About this task: Find the word "description" in the data. Return every line where it appears.

------------------------------------------------

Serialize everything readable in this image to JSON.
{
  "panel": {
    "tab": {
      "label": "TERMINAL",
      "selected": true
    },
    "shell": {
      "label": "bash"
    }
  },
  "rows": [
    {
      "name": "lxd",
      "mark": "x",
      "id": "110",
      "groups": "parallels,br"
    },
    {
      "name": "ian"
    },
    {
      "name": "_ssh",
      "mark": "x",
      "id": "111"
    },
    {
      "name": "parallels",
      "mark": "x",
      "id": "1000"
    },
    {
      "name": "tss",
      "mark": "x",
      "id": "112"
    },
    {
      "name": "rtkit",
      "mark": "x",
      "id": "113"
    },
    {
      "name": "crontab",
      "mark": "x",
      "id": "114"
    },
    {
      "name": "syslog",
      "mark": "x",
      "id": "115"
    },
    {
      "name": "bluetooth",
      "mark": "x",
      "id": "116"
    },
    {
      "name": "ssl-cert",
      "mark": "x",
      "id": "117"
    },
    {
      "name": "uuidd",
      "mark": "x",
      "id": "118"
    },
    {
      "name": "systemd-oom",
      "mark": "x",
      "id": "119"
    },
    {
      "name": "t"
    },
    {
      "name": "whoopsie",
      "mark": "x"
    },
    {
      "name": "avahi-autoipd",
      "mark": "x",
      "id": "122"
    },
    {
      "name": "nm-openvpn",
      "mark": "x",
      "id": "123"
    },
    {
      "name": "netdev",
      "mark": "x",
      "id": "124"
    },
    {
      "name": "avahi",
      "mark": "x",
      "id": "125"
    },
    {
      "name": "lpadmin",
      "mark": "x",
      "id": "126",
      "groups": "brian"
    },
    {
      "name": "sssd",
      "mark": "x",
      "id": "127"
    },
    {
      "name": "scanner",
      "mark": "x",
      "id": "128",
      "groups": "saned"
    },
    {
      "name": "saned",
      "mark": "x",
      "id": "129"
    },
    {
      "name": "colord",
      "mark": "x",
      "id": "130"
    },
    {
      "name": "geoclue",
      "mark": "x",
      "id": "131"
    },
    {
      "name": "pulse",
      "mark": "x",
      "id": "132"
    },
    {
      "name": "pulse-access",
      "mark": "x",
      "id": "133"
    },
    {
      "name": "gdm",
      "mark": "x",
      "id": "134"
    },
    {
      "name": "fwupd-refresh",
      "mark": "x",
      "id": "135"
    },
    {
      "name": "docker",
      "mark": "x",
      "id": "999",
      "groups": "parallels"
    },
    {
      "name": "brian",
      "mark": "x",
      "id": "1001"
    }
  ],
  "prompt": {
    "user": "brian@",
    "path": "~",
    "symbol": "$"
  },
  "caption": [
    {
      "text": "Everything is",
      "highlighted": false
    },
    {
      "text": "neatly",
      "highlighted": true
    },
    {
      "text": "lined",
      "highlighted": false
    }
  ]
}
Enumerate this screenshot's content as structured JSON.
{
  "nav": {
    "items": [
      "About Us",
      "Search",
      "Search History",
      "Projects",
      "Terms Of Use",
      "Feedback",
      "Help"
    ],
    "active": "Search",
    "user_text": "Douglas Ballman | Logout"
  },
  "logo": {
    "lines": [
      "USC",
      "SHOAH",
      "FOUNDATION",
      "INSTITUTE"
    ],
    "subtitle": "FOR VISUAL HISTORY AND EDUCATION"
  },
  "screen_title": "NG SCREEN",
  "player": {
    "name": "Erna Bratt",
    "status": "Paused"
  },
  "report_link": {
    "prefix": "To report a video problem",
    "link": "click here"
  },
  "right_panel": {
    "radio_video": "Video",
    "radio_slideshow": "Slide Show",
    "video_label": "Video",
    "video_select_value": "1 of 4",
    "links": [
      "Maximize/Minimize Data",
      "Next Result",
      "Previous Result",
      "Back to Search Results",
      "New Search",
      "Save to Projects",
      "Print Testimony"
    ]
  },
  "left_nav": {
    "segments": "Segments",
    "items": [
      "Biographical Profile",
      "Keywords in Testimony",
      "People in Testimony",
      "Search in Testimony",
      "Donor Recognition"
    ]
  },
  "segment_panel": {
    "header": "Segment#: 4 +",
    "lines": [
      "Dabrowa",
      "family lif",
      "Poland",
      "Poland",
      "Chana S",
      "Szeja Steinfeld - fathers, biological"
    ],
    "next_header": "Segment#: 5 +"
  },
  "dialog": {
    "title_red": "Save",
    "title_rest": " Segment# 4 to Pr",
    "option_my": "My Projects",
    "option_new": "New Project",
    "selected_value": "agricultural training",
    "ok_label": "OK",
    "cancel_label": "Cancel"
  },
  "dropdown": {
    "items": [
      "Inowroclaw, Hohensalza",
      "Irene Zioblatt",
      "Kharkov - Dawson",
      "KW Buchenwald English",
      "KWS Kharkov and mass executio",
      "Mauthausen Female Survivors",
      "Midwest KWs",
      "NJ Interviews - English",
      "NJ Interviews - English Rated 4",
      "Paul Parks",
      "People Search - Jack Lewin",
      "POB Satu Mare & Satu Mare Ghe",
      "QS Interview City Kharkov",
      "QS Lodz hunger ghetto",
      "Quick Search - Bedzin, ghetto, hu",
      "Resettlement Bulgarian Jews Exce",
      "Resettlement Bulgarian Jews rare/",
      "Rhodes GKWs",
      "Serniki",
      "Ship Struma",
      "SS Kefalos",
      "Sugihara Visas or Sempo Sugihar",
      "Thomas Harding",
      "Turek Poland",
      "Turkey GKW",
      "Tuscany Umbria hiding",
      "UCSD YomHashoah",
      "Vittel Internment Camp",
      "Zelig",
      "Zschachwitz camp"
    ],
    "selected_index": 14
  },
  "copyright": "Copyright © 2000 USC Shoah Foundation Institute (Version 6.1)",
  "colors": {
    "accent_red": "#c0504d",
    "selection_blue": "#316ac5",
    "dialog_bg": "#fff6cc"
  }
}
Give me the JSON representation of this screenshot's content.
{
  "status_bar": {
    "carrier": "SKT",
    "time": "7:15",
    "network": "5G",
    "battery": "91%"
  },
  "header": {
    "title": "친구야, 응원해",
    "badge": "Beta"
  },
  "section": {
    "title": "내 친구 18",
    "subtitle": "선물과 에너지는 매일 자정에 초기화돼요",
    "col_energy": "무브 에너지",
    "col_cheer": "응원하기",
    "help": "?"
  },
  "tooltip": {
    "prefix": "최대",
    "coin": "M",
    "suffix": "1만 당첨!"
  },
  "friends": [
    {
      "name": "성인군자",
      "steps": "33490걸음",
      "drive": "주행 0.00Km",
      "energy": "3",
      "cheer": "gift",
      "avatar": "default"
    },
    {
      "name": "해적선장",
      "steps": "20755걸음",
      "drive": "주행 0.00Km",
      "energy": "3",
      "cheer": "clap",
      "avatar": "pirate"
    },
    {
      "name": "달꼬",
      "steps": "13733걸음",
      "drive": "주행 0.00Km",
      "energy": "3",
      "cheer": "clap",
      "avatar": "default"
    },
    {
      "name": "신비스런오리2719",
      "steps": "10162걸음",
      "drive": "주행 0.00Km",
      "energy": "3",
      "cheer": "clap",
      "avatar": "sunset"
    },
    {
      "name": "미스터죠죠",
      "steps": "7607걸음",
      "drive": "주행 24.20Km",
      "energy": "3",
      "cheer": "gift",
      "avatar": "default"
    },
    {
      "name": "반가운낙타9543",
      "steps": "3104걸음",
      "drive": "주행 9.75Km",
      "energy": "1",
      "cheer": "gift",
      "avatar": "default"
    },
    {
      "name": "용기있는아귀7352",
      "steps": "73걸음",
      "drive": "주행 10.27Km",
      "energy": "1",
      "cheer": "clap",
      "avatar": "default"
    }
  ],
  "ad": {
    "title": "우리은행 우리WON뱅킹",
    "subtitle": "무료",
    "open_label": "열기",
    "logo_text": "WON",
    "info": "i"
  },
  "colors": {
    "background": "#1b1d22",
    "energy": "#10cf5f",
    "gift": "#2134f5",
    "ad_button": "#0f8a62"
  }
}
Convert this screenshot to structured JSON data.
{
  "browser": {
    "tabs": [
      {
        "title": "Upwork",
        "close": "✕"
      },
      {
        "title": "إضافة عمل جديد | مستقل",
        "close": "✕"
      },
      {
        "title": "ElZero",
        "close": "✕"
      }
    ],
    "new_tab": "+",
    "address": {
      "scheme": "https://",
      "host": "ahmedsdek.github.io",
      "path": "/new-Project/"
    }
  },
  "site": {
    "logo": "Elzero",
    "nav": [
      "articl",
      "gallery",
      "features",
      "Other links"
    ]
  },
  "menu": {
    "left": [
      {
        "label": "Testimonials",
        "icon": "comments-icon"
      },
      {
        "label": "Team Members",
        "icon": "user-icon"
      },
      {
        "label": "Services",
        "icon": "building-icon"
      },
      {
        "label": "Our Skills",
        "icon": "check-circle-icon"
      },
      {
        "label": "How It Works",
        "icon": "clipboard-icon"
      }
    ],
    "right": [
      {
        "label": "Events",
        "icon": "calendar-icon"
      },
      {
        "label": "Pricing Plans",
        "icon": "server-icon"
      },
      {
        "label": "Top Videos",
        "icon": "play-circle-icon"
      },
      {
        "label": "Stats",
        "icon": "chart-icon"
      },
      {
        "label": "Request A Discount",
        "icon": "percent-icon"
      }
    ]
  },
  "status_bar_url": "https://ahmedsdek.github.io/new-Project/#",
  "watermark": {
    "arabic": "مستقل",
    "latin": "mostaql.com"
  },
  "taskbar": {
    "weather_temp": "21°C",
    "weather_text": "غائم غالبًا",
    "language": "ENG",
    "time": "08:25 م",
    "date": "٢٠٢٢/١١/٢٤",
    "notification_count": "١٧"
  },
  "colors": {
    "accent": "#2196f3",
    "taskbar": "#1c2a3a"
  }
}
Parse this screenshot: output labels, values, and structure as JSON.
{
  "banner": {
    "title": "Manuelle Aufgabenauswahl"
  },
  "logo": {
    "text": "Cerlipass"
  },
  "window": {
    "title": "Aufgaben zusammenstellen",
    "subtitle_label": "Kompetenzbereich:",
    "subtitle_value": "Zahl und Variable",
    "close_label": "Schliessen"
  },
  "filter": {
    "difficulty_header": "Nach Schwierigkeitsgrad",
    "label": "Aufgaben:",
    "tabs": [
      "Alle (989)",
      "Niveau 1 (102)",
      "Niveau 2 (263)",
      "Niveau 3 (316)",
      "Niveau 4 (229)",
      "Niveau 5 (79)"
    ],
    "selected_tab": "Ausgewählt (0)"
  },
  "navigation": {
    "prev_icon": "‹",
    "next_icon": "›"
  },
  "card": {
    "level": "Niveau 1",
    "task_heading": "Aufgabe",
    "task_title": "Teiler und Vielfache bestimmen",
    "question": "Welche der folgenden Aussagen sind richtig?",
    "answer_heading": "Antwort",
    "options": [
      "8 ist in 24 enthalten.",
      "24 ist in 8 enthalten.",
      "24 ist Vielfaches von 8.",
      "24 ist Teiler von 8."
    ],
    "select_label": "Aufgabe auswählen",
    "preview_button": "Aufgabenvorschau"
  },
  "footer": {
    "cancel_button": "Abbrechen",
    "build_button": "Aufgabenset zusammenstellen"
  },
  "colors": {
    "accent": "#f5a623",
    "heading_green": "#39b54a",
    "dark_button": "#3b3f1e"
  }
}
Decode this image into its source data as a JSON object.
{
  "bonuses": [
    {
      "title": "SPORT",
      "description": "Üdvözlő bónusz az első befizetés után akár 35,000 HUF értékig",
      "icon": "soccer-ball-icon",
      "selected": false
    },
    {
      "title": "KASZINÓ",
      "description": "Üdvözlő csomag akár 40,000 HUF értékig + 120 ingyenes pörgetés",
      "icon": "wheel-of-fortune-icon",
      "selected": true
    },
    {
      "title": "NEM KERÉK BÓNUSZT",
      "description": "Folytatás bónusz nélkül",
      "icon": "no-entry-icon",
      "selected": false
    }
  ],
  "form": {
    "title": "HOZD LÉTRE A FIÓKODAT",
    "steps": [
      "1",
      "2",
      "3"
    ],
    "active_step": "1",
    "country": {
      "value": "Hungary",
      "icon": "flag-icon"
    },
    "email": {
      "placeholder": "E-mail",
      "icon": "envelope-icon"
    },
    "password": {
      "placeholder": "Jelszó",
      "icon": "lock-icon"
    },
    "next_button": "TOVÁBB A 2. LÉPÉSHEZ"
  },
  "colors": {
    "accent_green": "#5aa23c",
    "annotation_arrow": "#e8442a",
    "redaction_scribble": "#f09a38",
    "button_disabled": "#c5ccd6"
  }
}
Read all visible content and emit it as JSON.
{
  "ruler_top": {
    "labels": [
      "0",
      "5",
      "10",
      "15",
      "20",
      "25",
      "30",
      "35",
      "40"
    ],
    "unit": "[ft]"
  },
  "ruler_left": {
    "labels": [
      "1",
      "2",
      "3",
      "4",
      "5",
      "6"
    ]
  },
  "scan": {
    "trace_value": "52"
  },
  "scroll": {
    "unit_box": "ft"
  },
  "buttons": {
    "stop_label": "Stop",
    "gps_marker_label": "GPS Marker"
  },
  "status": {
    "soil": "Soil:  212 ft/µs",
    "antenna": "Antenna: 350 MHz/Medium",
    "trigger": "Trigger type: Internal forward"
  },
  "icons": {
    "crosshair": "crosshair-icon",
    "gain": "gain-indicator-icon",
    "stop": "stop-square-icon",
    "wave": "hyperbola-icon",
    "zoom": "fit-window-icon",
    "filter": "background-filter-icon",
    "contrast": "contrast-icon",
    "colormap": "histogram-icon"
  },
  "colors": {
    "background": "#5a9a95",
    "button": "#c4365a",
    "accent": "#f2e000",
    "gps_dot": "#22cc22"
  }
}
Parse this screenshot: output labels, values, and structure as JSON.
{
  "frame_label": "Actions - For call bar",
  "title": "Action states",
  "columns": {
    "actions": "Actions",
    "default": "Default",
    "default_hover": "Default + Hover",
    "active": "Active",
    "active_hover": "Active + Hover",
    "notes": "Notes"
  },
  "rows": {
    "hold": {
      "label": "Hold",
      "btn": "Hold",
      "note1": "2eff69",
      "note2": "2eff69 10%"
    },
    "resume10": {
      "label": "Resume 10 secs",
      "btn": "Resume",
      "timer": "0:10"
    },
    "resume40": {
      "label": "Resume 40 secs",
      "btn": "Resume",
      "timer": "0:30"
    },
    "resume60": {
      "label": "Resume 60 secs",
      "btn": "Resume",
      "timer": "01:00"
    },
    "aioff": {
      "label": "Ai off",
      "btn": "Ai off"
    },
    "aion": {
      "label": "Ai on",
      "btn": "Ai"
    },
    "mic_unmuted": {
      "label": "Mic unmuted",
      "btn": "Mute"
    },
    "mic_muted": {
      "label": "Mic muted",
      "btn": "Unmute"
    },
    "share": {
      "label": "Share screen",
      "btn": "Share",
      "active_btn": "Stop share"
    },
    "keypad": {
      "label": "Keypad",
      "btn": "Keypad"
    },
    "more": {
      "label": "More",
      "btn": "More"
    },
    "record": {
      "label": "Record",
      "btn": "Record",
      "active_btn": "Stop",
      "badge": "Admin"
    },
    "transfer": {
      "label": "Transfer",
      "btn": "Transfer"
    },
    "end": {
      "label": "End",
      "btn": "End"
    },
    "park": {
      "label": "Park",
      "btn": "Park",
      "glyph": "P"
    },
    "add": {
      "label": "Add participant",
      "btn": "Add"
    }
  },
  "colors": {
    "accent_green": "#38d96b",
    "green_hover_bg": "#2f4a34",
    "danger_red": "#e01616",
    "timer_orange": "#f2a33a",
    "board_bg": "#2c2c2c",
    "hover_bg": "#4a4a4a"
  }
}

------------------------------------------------

Task solution:
      "description": "Üdvözlő bónusz az első befizetés után akár 35,000 HUF értékig",
      "description": "Üdvözlő csomag akár 40,000 HUF értékig + 120 ingyenes pörgetés",
      "description": "Folytatás bónusz nélkül",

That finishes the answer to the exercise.